[Records for this exercise Boundary: Start]

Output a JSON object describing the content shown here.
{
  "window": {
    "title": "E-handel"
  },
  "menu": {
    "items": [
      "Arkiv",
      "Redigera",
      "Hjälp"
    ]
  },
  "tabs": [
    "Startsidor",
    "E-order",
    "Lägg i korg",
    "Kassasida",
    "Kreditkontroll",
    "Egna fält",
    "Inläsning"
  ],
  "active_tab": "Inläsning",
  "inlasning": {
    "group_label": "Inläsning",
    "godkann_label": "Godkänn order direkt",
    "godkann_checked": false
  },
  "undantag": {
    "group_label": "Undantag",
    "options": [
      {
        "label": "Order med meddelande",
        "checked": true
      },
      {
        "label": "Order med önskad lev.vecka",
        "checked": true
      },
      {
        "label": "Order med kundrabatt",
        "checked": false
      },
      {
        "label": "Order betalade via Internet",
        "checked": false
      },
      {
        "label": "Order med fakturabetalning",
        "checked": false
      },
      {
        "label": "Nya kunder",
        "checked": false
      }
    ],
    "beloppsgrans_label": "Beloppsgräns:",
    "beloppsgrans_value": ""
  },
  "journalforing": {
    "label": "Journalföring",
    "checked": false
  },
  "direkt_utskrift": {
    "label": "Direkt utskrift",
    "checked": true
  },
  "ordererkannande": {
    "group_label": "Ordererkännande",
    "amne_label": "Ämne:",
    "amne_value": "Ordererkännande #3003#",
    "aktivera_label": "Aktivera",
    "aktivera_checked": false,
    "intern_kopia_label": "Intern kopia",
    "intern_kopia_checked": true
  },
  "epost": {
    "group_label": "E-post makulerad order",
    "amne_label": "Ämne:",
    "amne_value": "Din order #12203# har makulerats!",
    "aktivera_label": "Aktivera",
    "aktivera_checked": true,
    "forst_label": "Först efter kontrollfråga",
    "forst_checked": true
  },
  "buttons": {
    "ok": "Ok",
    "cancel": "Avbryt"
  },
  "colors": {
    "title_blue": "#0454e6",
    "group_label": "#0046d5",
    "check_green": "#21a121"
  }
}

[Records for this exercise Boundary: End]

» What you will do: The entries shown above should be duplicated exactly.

» Reply to the exercise:
Output a JSON object describing the content shown here.
{
  "window": {
    "title": "E-handel"
  },
  "menu": {
    "items": [
      "Arkiv",
      "Redigera",
      "Hjälp"
    ]
  },
  "tabs": [
    "Startsidor",
    "E-order",
    "Lägg i korg",
    "Kassasida",
    "Kreditkontroll",
    "Egna fält",
    "Inläsning"
  ],
  "active_tab": "Inläsning",
  "inlasning": {
    "group_label": "Inläsning",
    "godkann_label": "Godkänn order direkt",
    "godkann_checked": false
  },
  "undantag": {
    "group_label": "Undantag",
    "options": [
      {
        "label": "Order med meddelande",
        "checked": true
      },
      {
        "label": "Order med önskad lev.vecka",
        "checked": true
      },
      {
        "label": "Order med kundrabatt",
        "checked": false
      },
      {
        "label": "Order betalade via Internet",
        "checked": false
      },
      {
        "label": "Order med fakturabetalning",
        "checked": false
      },
      {
        "label": "Nya kunder",
        "checked": false
      }
    ],
    "beloppsgrans_label": "Beloppsgräns:",
    "beloppsgrans_value": ""
  },
  "journalforing": {
    "label": "Journalföring",
    "checked": false
  },
  "direkt_utskrift": {
    "label": "Direkt utskrift",
    "checked": true
  },
  "ordererkannande": {
    "group_label": "Ordererkännande",
    "amne_label": "Ämne:",
    "amne_value": "Ordererkännande #3003#",
    "aktivera_label": "Aktivera",
    "aktivera_checked": false,
    "intern_kopia_label": "Intern kopia",
    "intern_kopia_checked": true
  },
  "epost": {
    "group_label": "E-post makulerad order",
    "amne_label": "Ämne:",
    "amne_value": "Din order #12203# har makulerats!",
    "aktivera_label": "Aktivera",
    "aktivera_checked": true,
    "forst_label": "Först efter kontrollfråga",
    "forst_checked": true
  },
  "buttons": {
    "ok": "Ok",
    "cancel": "Avbryt"
  },
  "colors": {
    "title_blue": "#0454e6",
    "group_label": "#0046d5",
    "check_green": "#21a121"
  }
}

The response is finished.